Can you believe that the average American consumes THREE POUNDS of sugar every week?!
Even if you know all about its harmful effects, it can be hard to resist sugar-filled treats, sipping soda, or dumping a teaspoon or more of sugar into your cup of coffee every morning.
And, there’s a reason behind that.
Sugar is addictive.
So addictive, that this sweet white poison has been compared to the addictive properties of drugs like cocaine!
No wonder you’re having difficulties kicking the habit, right?
In case you need a reminder:
- Refined white sugar is one of the biggest factors in the expanding waistlines in America and beyond.
- It has absolutely NO nutritional value, providing only empty calories.
- It also plays a major part in obesity as well as chronic disease like high blood pressure, high cholesterol, type 2 diabetes and cancer.
But you probably already knew that.
So, instead of giving up your taste for sweets, you may have attempted to try at least one type of “healthier” sugar, perhaps seeking out one of the natural sugar options on your grocery store shelf and foods that contain “natural” sugar.
But are they really any better than refined white sugar?
Evaporated cane juice is one of the more popular ingredients used to sweeten foods and beverages.
It’s made from sugar cane, and is only slightly less refined than white sugar. It does retain more flavor, color and nutrients from the sugar cane, but the only real difference between it and white sugar is that it goes through one less step of refinement.
Agave nectar sounds like a wonderful alternative to sugar, doesn’t it?
Blue agave is an exotic plant that grows in the rich volcanic soil of Mexico. It’s known as a fantastic healing remedy for skin wounds, which leads many to believe that it’s an ideal substitute.
But, that’s just what the sellers of the product want you to believe. It’s actually a highly processed, refined product and nothing at all like the blue agave that grows in the desert.

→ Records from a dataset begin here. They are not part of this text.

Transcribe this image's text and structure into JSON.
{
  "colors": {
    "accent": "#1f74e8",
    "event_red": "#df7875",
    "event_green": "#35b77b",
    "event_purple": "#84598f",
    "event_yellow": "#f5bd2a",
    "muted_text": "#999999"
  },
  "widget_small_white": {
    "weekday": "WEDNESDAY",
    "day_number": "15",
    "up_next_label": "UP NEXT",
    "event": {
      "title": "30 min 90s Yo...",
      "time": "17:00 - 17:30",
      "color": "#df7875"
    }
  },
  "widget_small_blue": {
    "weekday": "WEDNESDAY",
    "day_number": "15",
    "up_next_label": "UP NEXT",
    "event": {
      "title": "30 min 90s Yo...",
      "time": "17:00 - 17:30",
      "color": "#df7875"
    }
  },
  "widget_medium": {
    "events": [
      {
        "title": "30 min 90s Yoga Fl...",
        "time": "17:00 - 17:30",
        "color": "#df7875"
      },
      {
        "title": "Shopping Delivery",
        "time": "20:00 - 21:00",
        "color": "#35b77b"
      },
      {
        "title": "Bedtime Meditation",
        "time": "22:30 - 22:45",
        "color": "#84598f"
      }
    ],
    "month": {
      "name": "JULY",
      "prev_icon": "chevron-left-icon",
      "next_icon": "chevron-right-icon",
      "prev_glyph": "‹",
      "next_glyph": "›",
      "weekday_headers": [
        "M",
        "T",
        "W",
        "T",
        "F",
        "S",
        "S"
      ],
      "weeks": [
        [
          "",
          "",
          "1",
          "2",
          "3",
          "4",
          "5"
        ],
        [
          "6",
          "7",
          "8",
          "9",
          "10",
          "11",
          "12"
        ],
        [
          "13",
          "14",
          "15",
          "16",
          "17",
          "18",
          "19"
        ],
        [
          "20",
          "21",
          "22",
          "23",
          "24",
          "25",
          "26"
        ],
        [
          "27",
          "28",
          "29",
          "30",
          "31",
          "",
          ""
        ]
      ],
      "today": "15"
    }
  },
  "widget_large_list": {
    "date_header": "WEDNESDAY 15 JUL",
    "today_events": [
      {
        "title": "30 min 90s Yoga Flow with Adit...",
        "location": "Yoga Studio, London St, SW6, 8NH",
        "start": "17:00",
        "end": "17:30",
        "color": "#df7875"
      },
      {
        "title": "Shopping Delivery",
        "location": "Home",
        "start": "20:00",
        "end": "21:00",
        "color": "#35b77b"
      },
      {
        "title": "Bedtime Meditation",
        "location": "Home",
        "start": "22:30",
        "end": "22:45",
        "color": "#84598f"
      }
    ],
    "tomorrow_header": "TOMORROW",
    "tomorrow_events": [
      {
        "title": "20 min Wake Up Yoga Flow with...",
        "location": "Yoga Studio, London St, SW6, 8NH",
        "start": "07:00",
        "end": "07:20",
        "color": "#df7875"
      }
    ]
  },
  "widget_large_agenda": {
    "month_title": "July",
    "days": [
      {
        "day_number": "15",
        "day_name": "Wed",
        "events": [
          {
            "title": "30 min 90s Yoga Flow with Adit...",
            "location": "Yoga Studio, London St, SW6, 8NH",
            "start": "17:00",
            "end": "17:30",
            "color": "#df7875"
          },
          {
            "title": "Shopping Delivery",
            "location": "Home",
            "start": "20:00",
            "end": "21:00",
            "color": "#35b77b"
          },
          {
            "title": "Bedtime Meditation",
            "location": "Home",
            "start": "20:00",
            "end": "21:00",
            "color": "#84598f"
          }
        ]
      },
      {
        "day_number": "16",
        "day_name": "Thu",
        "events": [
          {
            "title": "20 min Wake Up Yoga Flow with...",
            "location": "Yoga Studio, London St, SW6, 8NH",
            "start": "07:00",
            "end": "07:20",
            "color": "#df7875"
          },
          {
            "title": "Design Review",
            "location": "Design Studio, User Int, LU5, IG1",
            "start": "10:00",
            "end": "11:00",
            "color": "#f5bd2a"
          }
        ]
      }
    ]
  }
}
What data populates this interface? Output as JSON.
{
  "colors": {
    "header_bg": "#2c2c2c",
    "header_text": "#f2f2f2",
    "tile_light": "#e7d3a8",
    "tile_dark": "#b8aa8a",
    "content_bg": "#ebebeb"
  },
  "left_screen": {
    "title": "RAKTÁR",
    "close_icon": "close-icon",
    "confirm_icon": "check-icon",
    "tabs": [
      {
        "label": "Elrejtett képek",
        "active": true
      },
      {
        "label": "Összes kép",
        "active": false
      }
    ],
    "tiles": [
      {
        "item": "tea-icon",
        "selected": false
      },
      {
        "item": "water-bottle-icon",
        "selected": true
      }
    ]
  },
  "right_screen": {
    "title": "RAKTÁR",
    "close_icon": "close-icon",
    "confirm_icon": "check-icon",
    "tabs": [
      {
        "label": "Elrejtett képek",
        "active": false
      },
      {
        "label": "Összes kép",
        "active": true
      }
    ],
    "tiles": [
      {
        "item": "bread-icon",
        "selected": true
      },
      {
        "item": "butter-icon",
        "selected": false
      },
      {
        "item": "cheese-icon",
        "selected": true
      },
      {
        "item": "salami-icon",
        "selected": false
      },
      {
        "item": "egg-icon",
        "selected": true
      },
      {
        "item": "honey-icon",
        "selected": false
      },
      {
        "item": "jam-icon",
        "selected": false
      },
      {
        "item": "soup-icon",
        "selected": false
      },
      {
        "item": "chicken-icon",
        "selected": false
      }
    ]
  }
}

Agave is actually a man-made sweetener, similar to high fructose corn syrup.
Just think of it this way – using agave sugar would be like an alcoholic who drinks a six-pack of beer every night switching to a bottle of wine.
Raw organic sugar is less processed than refined white sugar, and it does still contain some of the original nutrients found in cane juice.
As it’s organic, you won’t be exposed to pesticides that are found in commercial sugars.
While it’s definitely a better choice than refined white sugar, it’s still sugar, so it should only be consumed in small amounts.
You can identify a sugar alcohol by the use of “ol” at the end of their name:
These are not as sweet as sugar, and don’t contain as many calories, but they aren’t totally calorie-free.
One of the reasons that sugar alcohols provide fewer calories as compared to sugar, is because they aren’t totally absorbed into the body.
As such, if you eat too many foods that contain them, it can lead to diarrhea and gas.
And maltitol spikes blood sugar nearly as much as a potato.
Some sugar alcohols, like xylitol, which doesn’t have much of an effect on blood sugar, are said to be a good choice but it's not any better of a choice than highly refined sugar.
A natural sugar like honey also seems like a healthier choice, and it can be, but most honeys are highly processed.
If you use honey, be sure it’s completely natural in its raw, organic form, and consume it only in minimal amounts.
Finally, coconut sugar, which is harvested from the sap of the coconut through a natural process, may be the best option of all.
It contains a lower percentage of fructose compared to other sugars, as well as a small amount of fiber and other nutrients.
The bottom line is, no matter what type of sugar you choose, be sure you limit your intake in the same way you would with refined sugar and you’ll be on your way to better health and a slimmer waistline too.
Yours in Health,